- Category 1: It involves FAQs, which are simple questions that you may want to ask your bank executive for which there are simple, structured answers. You ask the queries and the bot will give you the correct response, and it learns along the way.
- Category 2: It involves financial transactions, wherein you can make fund transfers from person-to-person, pay your bills or recharge your mobile phone bills using queries.
- Category 3: It involves helping people discover new features. These are simple how-to tasks such as how to reset your ATM pin, which is a bit more evolved and is like interacting with your bank executive.
The bank is currently in the process of integrating iPal with existing voice assistants such as Cortana, Siri and Assistant. “Yes, it is a natural progression. We want to explore our ability to interface with multiple voice assistants and that certainly presents different challenges,” Madhivanan added in a statement to FirstPost.
Axis Bank, India’s third-largest private sector bank, launched an innovation lab called “Thought Factory” last year to accelerate the development of innovative AI technology solutions for the banking sector.
The innovation hub located in Bengaluru, has an in-house innovation team and an accelerator program through which the bank engages with startups in a 3-month program. Shortlisted startups are then put in a structured mentorship program for fine-tuning, validating and scaling their business.
Recently, Axis Bank launched an AI & NLP (Natural Language Processing) enabled app, Conversational Banking, to help consumers with financial and non-financial transactions, answer FAQs and get in touch with the bank for loan other products.
Currently available on Facebook and the Axis Bank website, it will soon be extended to mobile banking channels as well, a spokesperson for the bank said. Rajiv Anand, executive director at Axis Bank, told Emerj:
“The intent is to provide 24×7 assistance, instant gratification and convenience to our customers in an intuitive and native way.”
To help reduce the turnaround time (TAT), the bank has implemented AI across 125+ processes and cognitive automation across 90 processes, which needed repetitive manual labor. Currently, robotic process automation (RPA) is complete for most processes, including account maintenance and servicing, loan disbursements, bulk transaction processes and ATM support. Anand said:
“What it means is that if previously an employee spent 15 minutes to do data entry and scrutiny while opening a savings account, now it takes two-three minutes (for exception scenarios only) since the bot has been trained to extract, match and validate the data across documents. Not only has TAT and customer experience improved across processes but human prone error and objectivity is significantly eliminated thus improving compliance, too. The other critical area where we are using AI is operational risk and AML.”
Axis bank is seeing significant improvement in efficiency, time and cost savings. “We have a far more robust credit risk model; evident from the fact that 80 percent of the suspicious transactions are from 5 percent customers identified as high risk by the AI-enabled neural network,” he added.

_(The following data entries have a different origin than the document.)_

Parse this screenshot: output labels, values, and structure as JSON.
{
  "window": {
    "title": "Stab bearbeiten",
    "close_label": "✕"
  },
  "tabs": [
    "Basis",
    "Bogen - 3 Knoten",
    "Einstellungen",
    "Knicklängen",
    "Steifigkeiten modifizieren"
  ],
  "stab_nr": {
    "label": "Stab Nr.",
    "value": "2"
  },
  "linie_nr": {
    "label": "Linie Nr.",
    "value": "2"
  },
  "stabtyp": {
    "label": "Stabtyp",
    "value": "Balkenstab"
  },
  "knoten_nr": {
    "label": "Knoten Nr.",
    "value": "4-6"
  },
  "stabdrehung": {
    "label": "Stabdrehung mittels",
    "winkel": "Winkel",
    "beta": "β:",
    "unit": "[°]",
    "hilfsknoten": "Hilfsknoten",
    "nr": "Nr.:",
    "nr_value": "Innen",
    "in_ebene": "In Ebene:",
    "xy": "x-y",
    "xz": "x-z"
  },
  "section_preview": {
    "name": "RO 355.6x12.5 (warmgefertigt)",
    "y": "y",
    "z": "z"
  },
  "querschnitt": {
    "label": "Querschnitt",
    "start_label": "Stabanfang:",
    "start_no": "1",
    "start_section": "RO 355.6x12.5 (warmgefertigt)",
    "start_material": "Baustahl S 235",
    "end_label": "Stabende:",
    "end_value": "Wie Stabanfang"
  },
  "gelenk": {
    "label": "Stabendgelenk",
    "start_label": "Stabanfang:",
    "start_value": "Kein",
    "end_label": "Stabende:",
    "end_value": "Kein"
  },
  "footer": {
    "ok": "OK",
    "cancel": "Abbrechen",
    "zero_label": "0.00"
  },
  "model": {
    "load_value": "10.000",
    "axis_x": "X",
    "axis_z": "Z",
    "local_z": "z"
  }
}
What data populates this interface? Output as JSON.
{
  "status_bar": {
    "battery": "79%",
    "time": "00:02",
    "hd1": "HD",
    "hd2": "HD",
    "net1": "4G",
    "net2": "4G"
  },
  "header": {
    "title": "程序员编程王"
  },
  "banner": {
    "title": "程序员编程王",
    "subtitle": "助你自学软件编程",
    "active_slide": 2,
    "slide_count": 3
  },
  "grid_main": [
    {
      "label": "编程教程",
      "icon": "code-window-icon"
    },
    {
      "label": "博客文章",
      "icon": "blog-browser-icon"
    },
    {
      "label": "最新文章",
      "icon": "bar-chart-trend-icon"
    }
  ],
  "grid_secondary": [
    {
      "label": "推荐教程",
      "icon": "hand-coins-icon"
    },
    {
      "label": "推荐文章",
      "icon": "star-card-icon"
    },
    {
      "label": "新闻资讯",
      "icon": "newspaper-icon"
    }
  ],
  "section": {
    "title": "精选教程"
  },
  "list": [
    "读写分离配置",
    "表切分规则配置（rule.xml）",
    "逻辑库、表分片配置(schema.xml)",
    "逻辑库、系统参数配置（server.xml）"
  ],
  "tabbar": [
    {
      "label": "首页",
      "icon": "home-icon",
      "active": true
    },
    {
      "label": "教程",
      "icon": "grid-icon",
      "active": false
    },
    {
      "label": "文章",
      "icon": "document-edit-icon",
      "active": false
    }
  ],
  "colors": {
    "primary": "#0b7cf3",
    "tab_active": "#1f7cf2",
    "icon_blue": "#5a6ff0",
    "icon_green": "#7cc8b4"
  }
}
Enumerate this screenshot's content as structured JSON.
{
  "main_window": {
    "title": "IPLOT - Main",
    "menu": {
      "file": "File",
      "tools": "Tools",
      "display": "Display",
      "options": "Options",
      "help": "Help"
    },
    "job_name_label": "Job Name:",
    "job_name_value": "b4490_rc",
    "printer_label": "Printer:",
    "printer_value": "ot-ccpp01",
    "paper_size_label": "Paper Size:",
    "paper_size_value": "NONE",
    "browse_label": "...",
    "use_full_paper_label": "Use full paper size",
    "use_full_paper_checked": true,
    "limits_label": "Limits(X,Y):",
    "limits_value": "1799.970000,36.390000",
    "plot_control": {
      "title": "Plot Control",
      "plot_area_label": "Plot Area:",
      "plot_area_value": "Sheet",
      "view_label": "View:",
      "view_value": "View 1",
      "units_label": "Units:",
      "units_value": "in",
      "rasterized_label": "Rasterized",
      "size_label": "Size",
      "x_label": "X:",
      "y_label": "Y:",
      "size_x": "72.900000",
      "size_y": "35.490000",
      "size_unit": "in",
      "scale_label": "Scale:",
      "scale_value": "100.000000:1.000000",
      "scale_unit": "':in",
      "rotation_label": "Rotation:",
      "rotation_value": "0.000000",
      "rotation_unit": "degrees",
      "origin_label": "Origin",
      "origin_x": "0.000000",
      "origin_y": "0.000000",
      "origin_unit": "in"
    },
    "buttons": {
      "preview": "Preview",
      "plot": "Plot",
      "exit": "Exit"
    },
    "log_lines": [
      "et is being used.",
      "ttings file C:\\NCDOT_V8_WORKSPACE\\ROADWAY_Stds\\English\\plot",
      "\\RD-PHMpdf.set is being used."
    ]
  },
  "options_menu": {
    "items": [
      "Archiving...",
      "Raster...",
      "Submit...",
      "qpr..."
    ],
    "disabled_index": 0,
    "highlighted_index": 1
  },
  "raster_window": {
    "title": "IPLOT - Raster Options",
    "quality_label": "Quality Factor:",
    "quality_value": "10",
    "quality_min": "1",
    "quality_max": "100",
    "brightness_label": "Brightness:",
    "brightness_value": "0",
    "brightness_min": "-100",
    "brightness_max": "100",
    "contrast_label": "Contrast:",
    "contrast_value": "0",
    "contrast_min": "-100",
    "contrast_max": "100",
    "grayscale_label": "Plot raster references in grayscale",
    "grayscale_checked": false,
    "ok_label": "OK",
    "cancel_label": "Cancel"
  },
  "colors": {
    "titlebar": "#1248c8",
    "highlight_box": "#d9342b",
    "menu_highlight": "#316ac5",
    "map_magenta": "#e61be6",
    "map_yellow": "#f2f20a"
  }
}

With RPA there’s visible reduction in TAT – savings account opening has reduced by 90 percent, on current accounts by 92 percent, and on other processes by 50 percent-80 percent.
Chatbots at Indian Banks
The four leading commercial banks in India, in collaboration with fintech startups, are using AI to improve the customer experience, reduce costs and improve efficiency.
Chatbots seems to be the primary AI use-case at Indian banks today, with all four banks investing in conversational apps – mostly focused on customer service. In some cases, like in SBI, we have also seen the use of AI-powered smart cameras that captures facial expressions of customers to offer real-time feedback on their experiences.
The banks seem to be competing with each other to launch their AI solutions and stay ahead in the technology adoption curve. While none of the banks quantified an investment figure, it’s evident that a large percentage of the digital transformation budget is being geared toward AI and related technologies and the spend is only going to increase in the future.
Header image credit: SBI